Gov. Brian Sandoval released an updated tax proposal Thursday he said improved upon a plan he introduced earlier in the session and incorporated ideas from leaders in the Assembly, which has the next move on taxes as the legislative session entered its final weeks.
In a cryptic press release late Wednesday saying he has “put forward a revenue plan that incorporates the best thinking of our elected leaders and structurally changes our ability to meet the growing demands of our diverse state.”
Sandoval unveiled the “Nevada Revenue Plan,” which combined elements of the bill he presented in March, SB252, and parts of a plan from Assembly Republican leaders Paul Anderson and Derek Armstrong (AB464).
It’s expected to have a better chance of garnering the required two-thirds majority in the Assembly than his original bill.

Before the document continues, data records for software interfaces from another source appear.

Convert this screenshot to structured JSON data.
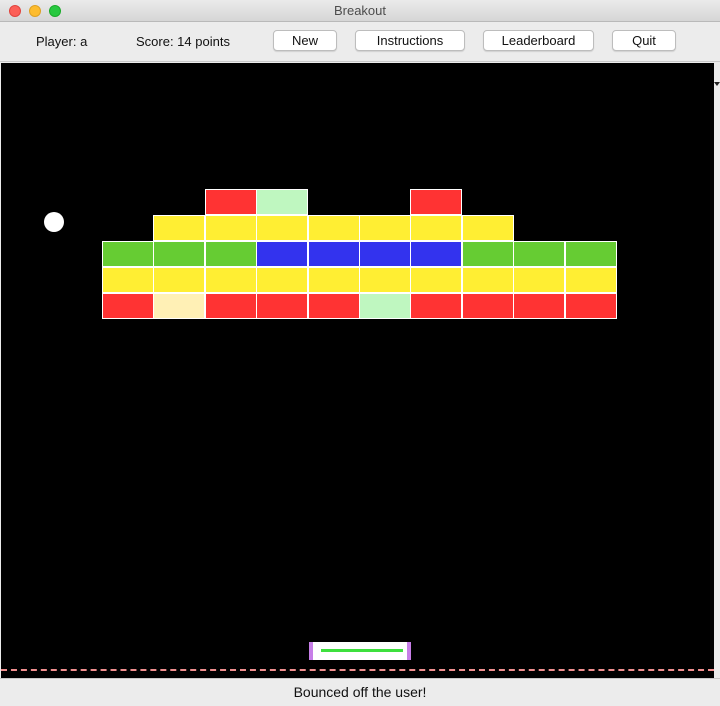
{
  "window": {
    "title": "Breakout"
  },
  "toolbar": {
    "player": "Player: a",
    "score": "Score: 14 points",
    "new_label": "New",
    "instructions_label": "Instructions",
    "leaderboard_label": "Leaderboard",
    "quit_label": "Quit"
  },
  "status": "Bounced off the user!",
  "colors": {
    "red": "#ff3333",
    "yellow": "#ffee33",
    "green": "#66cc33",
    "blue": "#3333ee",
    "light_green": "#bff7c0",
    "cream": "#fff0b5",
    "empty": null
  },
  "bricks": {
    "columns": 10,
    "rows": [
      [
        "empty",
        "empty",
        "red",
        "light_green",
        "empty",
        "empty",
        "red",
        "empty",
        "empty",
        "empty"
      ],
      [
        "empty",
        "yellow",
        "yellow",
        "yellow",
        "yellow",
        "yellow",
        "yellow",
        "yellow",
        "empty",
        "empty"
      ],
      [
        "green",
        "green",
        "green",
        "blue",
        "blue",
        "blue",
        "blue",
        "green",
        "green",
        "green"
      ],
      [
        "yellow",
        "yellow",
        "yellow",
        "yellow",
        "yellow",
        "yellow",
        "yellow",
        "yellow",
        "yellow",
        "yellow"
      ],
      [
        "red",
        "cream",
        "red",
        "red",
        "red",
        "light_green",
        "red",
        "red",
        "red",
        "red"
      ]
    ]
  }
}
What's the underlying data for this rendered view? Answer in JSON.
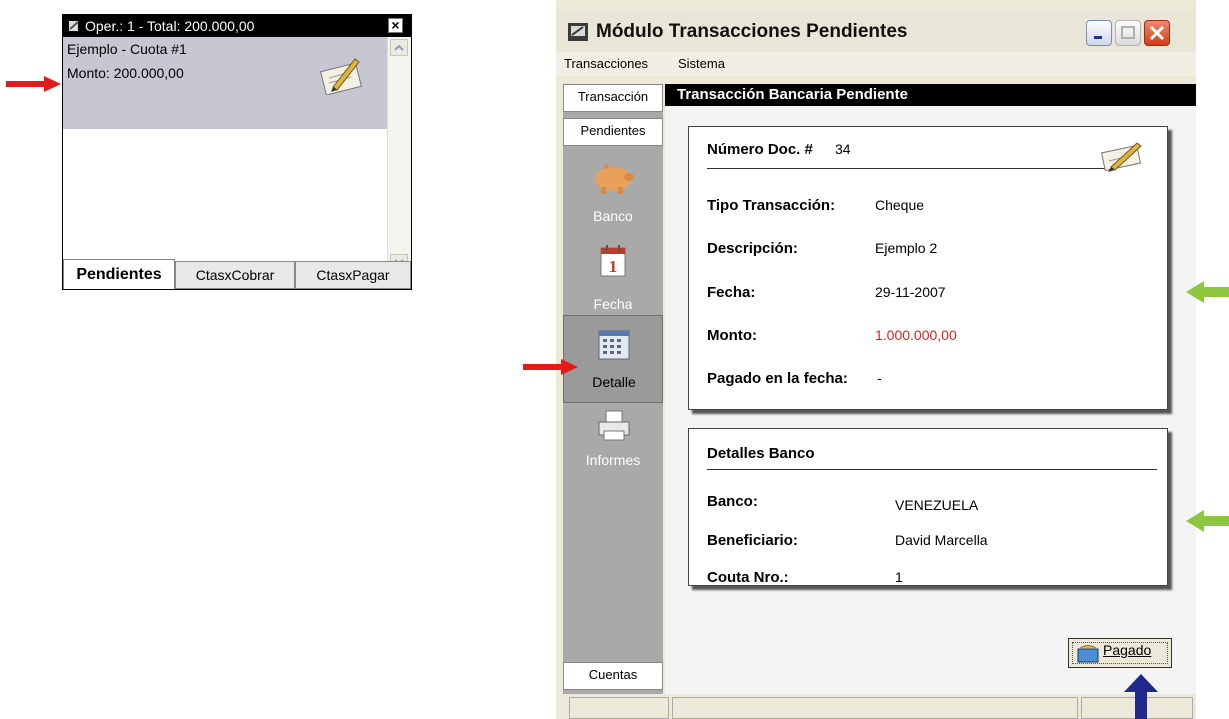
{
  "widget": {
    "title": "Oper.: 1 - Total: 200.000,00",
    "close_label": "×",
    "item": {
      "line1": "Ejemplo - Cuota #1",
      "line2": "Monto: 200.000,00"
    },
    "tabs": [
      {
        "label": "Pendientes",
        "active": true
      },
      {
        "label": "CtasxCobrar",
        "active": false
      },
      {
        "label": "CtasxPagar",
        "active": false
      }
    ]
  },
  "window": {
    "title": "Módulo Transacciones Pendientes",
    "menu": [
      "Transacciones",
      "Sistema"
    ],
    "side_tabs": {
      "transaccion": "Transacción",
      "pendientes": "Pendientes",
      "cuentas": "Cuentas"
    },
    "tools": [
      {
        "label": "Banco"
      },
      {
        "label": "Fecha",
        "day": "1"
      },
      {
        "label": "Detalle"
      },
      {
        "label": "Informes"
      }
    ],
    "header": "Transacción Bancaria Pendiente",
    "doc_panel": {
      "title_label": "Número Doc. #",
      "title_value": "34",
      "fields": [
        {
          "label": "Tipo Transacción:",
          "value": "Cheque"
        },
        {
          "label": "Descripción:",
          "value": "Ejemplo 2"
        },
        {
          "label": "Fecha:",
          "value": "29-11-2007"
        },
        {
          "label": "Monto:",
          "value": "1.000.000,00"
        },
        {
          "label": "Pagado en la fecha:",
          "value": "-"
        }
      ]
    },
    "bank_panel": {
      "title": "Detalles Banco",
      "fields": [
        {
          "label": "Banco:",
          "value": "VENEZUELA"
        },
        {
          "label": "Beneficiario:",
          "value": "David Marcella"
        },
        {
          "label": "Couta Nro.:",
          "value": "1"
        }
      ]
    },
    "pagado_button": "Pagado"
  },
  "colors": {
    "arrow_red": "#e31b1b",
    "arrow_green": "#8dc63f",
    "arrow_blue": "#1f2a8a",
    "amount_red": "#e0201c"
  }
}
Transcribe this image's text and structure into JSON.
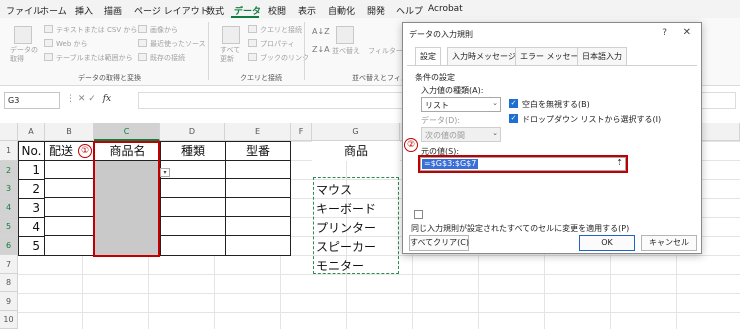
{
  "menu": {
    "items": [
      "ファイル",
      "ホーム",
      "挿入",
      "描画",
      "ページ レイアウト",
      "数式",
      "データ",
      "校閲",
      "表示",
      "自動化",
      "開発",
      "ヘルプ",
      "Acrobat"
    ],
    "active": "データ"
  },
  "ribbon": {
    "get_data": "データの\n取得",
    "from_text_csv": "テキストまたは CSV から",
    "from_web": "Web から",
    "from_table": "テーブルまたは範囲から",
    "image_from": "画像から",
    "recent_sources": "最近使ったソース",
    "existing_connections": "既存の接続",
    "group_get_transform": "データの取得と変換",
    "refresh_all": "すべて\n更新",
    "queries_connections": "クエリと接続",
    "properties": "プロパティ",
    "edit_links": "ブックのリンク",
    "group_queries": "クエリと接続",
    "sort": "並べ替え",
    "filter": "フィルター",
    "group_sort_filter": "並べ替えとフィルター"
  },
  "formula_bar": {
    "name_box": "G3",
    "icons": "⋮ ✕ ✓",
    "fx": "fx",
    "value": ""
  },
  "grid": {
    "columns": [
      "A",
      "B",
      "C",
      "D",
      "E",
      "F",
      "G"
    ],
    "rows": [
      "1",
      "2",
      "3",
      "4",
      "5",
      "6",
      "7",
      "8",
      "9",
      "10"
    ],
    "table_headers": [
      "No.",
      "配送",
      "商品名",
      "種類",
      "型番"
    ],
    "numbers": [
      "1",
      "2",
      "3",
      "4",
      "5"
    ],
    "list_header": "商品",
    "list_items": [
      "マウス",
      "キーボード",
      "プリンター",
      "スピーカー",
      "モニター"
    ]
  },
  "annotations": {
    "badge1": "①",
    "badge2": "②",
    "highlight_color": "#c00000"
  },
  "dialog": {
    "title": "データの入力規則",
    "help": "?",
    "close": "✕",
    "tabs": [
      "設定",
      "入力時メッセージ",
      "エラー メッセージ",
      "日本語入力"
    ],
    "section_label": "条件の設定",
    "allow_label": "入力値の種類(A):",
    "allow_value": "リスト",
    "ignore_blank": "空白を無視する(B)",
    "in_cell_dropdown": "ドロップダウン リストから選択する(I)",
    "data_label": "データ(D):",
    "data_value": "次の値の間",
    "source_label": "元の値(S):",
    "source_value": "=$G$3:$G$7",
    "collapse_icon": "⇡",
    "apply_all": "同じ入力規則が設定されたすべてのセルに変更を適用する(P)",
    "clear_all": "すべてクリア(C)",
    "ok": "OK",
    "cancel": "キャンセル",
    "accent": "#1f6fd0"
  }
}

“It’s good policy. It’s improved. It’s strong,” Sandoval said. “It recognizes what the Assembly and Senators talked about and it follows up on what I said in the State of the State, which is ‘we will listen.’”
Sandoval is seeking to extend or raise $1.1 billion in taxes over the next two years to fund his $7.4 billion budget plan. He’s proposed hundreds of millions more dollars for education programs for English language learners, students in poverty, children with disabilities and gifted and talented students.
The three-part plan raises the business license fee from $200 to a flat $500 for corporations and $300 for other business entities. It raises the rate of the existing modified business tax on payroll from 1.17 percent to 1.48 percent, similar to a proposal from Armstrong and Anderson.
Finally, it implements a “commerce tax,” which is similar to the governor’s original business license fee and is based on a business’ gross revenue and industry type. It applies to businesses that make more than $3.5 million in Nevada revenue over a year.
“This new proposal creates the necessary path toward completing the business of the state on time,” said Senate Majority Leader Michael Roberson, R-Las Vegas.
His counterpart, Minority Leader Aaron Ford, D-Las Vegas, said he looks forward to a thorough and fair hearing to ensure the proposed revenue structure will fund education, protect business and allow Nevada to grow.
Sandoval’s tax bill passed the Senate in a 17-4 vote but faced major obstacles in the less-predictable and less-cohesive Assembly. Critics said they worried Sandoval’s plan would hurt small businesses, and Assembly leadership wanted to take a different route to raise the money.
Armstrong, who chairs the Assembly Taxation Committee, said it was unlikely the governor’s initial plan would make it through the Republican-dominated Assembly.
“I think everyone kind of recognized it wasn’t going anywhere,” he said.
Any plan increasing taxes could be derailed if a group of conservative Republicans gains enough momentum, especially with the constitutionally required two-thirds majority vote needed for any tax increase.
Nearly a dozen Assembly Republicans backed a long-shot alternative plan that doesn’t raise or continue expiring taxes. The alternative, which was discussed in a three-hour hearing on Thursday, projected to raise $6.9 billion in revenue through department cuts and by requiring local government workers to pay more into their pensions.
Republican Controller Ron Knecht, who helped create the alternative budget, said it reflected a core Republican belief — the state needed to reign in government spending.
“Our conclusion is the state of Nevada has a spending problem, not a revenue problem,” he said.
There are 18 days left in the 2015 regular session.